#### [Instructions for the task]
Copy every entry. Do not alter a single word.

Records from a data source

+--

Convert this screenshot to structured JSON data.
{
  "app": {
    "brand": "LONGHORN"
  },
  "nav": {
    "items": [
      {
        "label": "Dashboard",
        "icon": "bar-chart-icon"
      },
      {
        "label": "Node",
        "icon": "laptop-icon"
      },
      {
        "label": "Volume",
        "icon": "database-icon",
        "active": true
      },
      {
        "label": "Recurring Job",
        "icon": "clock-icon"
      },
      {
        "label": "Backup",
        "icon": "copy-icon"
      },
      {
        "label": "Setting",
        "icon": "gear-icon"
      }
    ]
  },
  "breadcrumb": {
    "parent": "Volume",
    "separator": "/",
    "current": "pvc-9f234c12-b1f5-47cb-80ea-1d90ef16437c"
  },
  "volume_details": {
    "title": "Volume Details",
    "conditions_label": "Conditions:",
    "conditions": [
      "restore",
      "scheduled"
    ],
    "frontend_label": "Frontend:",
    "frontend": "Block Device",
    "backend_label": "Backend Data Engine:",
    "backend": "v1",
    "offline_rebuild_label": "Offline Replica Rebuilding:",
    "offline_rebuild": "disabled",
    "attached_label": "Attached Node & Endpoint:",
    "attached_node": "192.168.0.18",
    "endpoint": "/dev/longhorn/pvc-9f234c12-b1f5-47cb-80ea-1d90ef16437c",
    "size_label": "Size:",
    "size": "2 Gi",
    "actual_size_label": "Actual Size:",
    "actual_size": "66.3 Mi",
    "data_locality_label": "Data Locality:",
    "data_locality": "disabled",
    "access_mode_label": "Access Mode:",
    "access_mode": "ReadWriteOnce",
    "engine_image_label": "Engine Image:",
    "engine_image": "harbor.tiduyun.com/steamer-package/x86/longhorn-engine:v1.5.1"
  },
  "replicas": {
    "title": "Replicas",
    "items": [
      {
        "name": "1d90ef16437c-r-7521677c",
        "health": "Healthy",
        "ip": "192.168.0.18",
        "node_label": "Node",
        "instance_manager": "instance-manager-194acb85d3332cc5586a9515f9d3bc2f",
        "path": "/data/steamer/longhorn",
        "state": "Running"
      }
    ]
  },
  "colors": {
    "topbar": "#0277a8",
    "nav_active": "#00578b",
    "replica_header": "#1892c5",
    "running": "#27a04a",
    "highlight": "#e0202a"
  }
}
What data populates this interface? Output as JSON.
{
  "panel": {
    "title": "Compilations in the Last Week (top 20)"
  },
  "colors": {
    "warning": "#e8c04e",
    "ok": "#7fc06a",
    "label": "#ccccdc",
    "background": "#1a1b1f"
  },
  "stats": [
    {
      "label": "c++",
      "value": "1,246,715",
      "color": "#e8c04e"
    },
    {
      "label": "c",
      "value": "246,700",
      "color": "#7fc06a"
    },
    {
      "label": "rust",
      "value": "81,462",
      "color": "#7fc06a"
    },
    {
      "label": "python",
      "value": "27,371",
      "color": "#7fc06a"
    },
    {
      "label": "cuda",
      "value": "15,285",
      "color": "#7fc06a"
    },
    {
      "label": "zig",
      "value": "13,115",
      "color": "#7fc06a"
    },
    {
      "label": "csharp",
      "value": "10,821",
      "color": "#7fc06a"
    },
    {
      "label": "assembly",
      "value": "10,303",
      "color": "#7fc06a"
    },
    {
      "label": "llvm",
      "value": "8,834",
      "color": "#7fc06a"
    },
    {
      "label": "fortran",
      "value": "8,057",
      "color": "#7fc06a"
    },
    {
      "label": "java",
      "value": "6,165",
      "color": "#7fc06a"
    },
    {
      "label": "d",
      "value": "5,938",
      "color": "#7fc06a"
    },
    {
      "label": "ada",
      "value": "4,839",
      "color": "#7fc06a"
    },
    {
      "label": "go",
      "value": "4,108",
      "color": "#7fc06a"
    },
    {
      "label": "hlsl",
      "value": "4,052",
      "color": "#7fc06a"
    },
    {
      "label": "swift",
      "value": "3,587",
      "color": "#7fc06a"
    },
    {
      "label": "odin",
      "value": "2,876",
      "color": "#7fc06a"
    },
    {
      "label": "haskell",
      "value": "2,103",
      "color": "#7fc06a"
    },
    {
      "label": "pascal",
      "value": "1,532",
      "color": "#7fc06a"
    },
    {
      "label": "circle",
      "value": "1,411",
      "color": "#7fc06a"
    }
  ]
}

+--

#### [Output]
Convert this screenshot to structured JSON data.
{
  "app": {
    "brand": "LONGHORN"
  },
  "nav": {
    "items": [
      {
        "label": "Dashboard",
        "icon": "bar-chart-icon"
      },
      {
        "label": "Node",
        "icon": "laptop-icon"
      },
      {
        "label": "Volume",
        "icon": "database-icon",
        "active": true
      },
      {
        "label": "Recurring Job",
        "icon": "clock-icon"
      },
      {
        "label": "Backup",
        "icon": "copy-icon"
      },
      {
        "label": "Setting",
        "icon": "gear-icon"
      }
    ]
  },
  "breadcrumb": {
    "parent": "Volume",
    "separator": "/",
    "current": "pvc-9f234c12-b1f5-47cb-80ea-1d90ef16437c"
  },
  "volume_details": {
    "title": "Volume Details",
    "conditions_label": "Conditions:",
    "conditions": [
      "restore",
      "scheduled"
    ],
    "frontend_label": "Frontend:",
    "frontend": "Block Device",
    "backend_label": "Backend Data Engine:",
    "backend": "v1",
    "offline_rebuild_label": "Offline Replica Rebuilding:",
    "offline_rebuild": "disabled",
    "attached_label": "Attached Node & Endpoint:",
    "attached_node": "192.168.0.18",
    "endpoint": "/dev/longhorn/pvc-9f234c12-b1f5-47cb-80ea-1d90ef16437c",
    "size_label": "Size:",
    "size": "2 Gi",
    "actual_size_label": "Actual Size:",
    "actual_size": "66.3 Mi",
    "data_locality_label": "Data Locality:",
    "data_locality": "disabled",
    "access_mode_label": "Access Mode:",
    "access_mode": "ReadWriteOnce",
    "engine_image_label": "Engine Image:",
    "engine_image": "harbor.tiduyun.com/steamer-package/x86/longhorn-engine:v1.5.1"
  },
  "replicas": {
    "title": "Replicas",
    "items": [
      {
        "name": "1d90ef16437c-r-7521677c",
        "health": "Healthy",
        "ip": "192.168.0.18",
        "node_label": "Node",
        "instance_manager": "instance-manager-194acb85d3332cc5586a9515f9d3bc2f",
        "path": "/data/steamer/longhorn",
        "state": "Running"
      }
    ]
  },
  "colors": {
    "topbar": "#0277a8",
    "nav_active": "#00578b",
    "replica_header": "#1892c5",
    "running": "#27a04a",
    "highlight": "#e0202a"
  }
}
What data populates this interface? Output as JSON.
{
  "panel": {
    "title": "Compilations in the Last Week (top 20)"
  },
  "colors": {
    "warning": "#e8c04e",
    "ok": "#7fc06a",
    "label": "#ccccdc",
    "background": "#1a1b1f"
  },
  "stats": [
    {
      "label": "c++",
      "value": "1,246,715",
      "color": "#e8c04e"
    },
    {
      "label": "c",
      "value": "246,700",
      "color": "#7fc06a"
    },
    {
      "label": "rust",
      "value": "81,462",
      "color": "#7fc06a"
    },
    {
      "label": "python",
      "value": "27,371",
      "color": "#7fc06a"
    },
    {
      "label": "cuda",
      "value": "15,285",
      "color": "#7fc06a"
    },
    {
      "label": "zig",
      "value": "13,115",
      "color": "#7fc06a"
    },
    {
      "label": "csharp",
      "value": "10,821",
      "color": "#7fc06a"
    },
    {
      "label": "assembly",
      "value": "10,303",
      "color": "#7fc06a"
    },
    {
      "label": "llvm",
      "value": "8,834",
      "color": "#7fc06a"
    },
    {
      "label": "fortran",
      "value": "8,057",
      "color": "#7fc06a"
    },
    {
      "label": "java",
      "value": "6,165",
      "color": "#7fc06a"
    },
    {
      "label": "d",
      "value": "5,938",
      "color": "#7fc06a"
    },
    {
      "label": "ada",
      "value": "4,839",
      "color": "#7fc06a"
    },
    {
      "label": "go",
      "value": "4,108",
      "color": "#7fc06a"
    },
    {
      "label": "hlsl",
      "value": "4,052",
      "color": "#7fc06a"
    },
    {
      "label": "swift",
      "value": "3,587",
      "color": "#7fc06a"
    },
    {
      "label": "odin",
      "value": "2,876",
      "color": "#7fc06a"
    },
    {
      "label": "haskell",
      "value": "2,103",
      "color": "#7fc06a"
    },
    {
      "label": "pascal",
      "value": "1,532",
      "color": "#7fc06a"
    },
    {
      "label": "circle",
      "value": "1,411",
      "color": "#7fc06a"
    }
  ]
}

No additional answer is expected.